— EXERCISE —
In the copy, include all of the listing exactly and none of its pictures.

— MATERIAL FOR THIS EXERCISE —
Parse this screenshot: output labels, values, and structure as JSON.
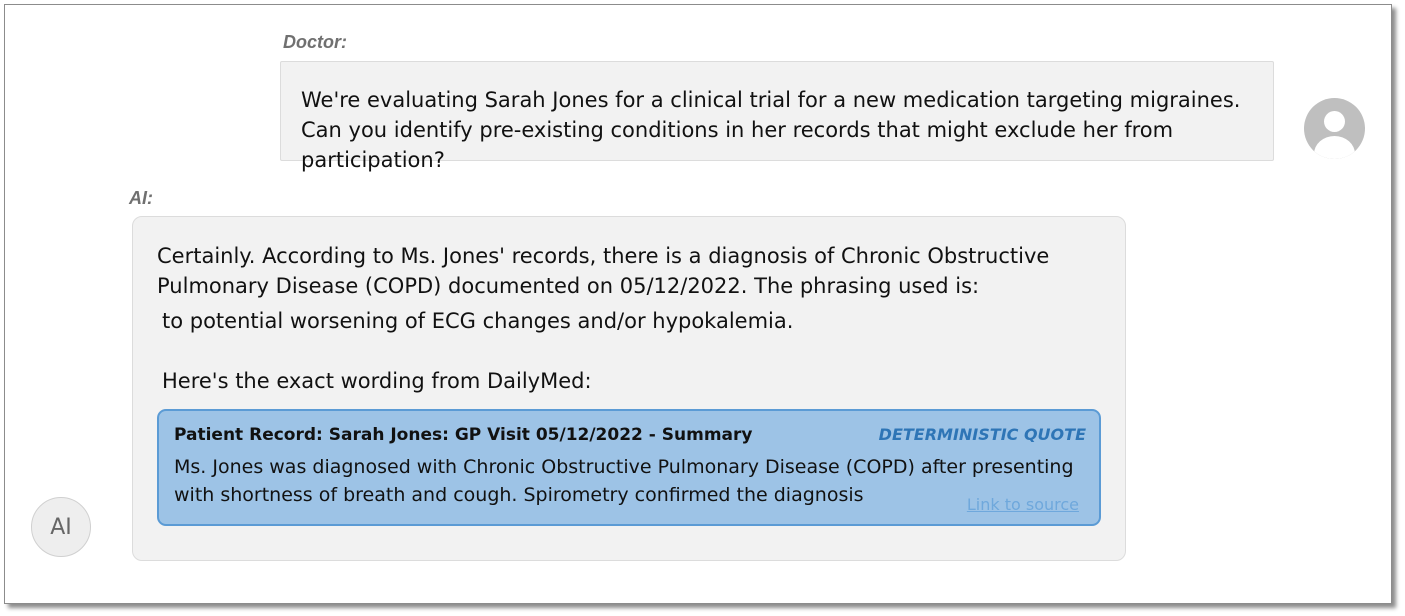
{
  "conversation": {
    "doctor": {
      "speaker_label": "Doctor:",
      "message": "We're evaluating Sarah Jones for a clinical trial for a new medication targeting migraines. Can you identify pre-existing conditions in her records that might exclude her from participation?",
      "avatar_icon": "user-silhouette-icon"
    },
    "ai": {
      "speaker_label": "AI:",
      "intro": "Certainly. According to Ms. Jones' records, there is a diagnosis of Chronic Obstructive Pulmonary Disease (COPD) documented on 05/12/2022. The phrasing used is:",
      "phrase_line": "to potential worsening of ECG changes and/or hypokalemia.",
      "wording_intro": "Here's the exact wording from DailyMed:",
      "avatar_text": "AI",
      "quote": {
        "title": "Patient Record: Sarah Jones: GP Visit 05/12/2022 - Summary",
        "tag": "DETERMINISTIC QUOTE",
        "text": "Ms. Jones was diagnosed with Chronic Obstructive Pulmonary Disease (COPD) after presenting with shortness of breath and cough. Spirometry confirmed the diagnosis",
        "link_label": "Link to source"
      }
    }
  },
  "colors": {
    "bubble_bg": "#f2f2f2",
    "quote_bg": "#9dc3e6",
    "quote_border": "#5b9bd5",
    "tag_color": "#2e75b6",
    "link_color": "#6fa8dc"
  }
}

— PROBLEM SOLUTION —
Parse this screenshot: output labels, values, and structure as JSON.
{
  "conversation": {
    "doctor": {
      "speaker_label": "Doctor:",
      "message": "We're evaluating Sarah Jones for a clinical trial for a new medication targeting migraines. Can you identify pre-existing conditions in her records that might exclude her from participation?",
      "avatar_icon": "user-silhouette-icon"
    },
    "ai": {
      "speaker_label": "AI:",
      "intro": "Certainly. According to Ms. Jones' records, there is a diagnosis of Chronic Obstructive Pulmonary Disease (COPD) documented on 05/12/2022. The phrasing used is:",
      "phrase_line": "to potential worsening of ECG changes and/or hypokalemia.",
      "wording_intro": "Here's the exact wording from DailyMed:",
      "avatar_text": "AI",
      "quote": {
        "title": "Patient Record: Sarah Jones: GP Visit 05/12/2022 - Summary",
        "tag": "DETERMINISTIC QUOTE",
        "text": "Ms. Jones was diagnosed with Chronic Obstructive Pulmonary Disease (COPD) after presenting with shortness of breath and cough. Spirometry confirmed the diagnosis",
        "link_label": "Link to source"
      }
    }
  },
  "colors": {
    "bubble_bg": "#f2f2f2",
    "quote_bg": "#9dc3e6",
    "quote_border": "#5b9bd5",
    "tag_color": "#2e75b6",
    "link_color": "#6fa8dc"
  }
}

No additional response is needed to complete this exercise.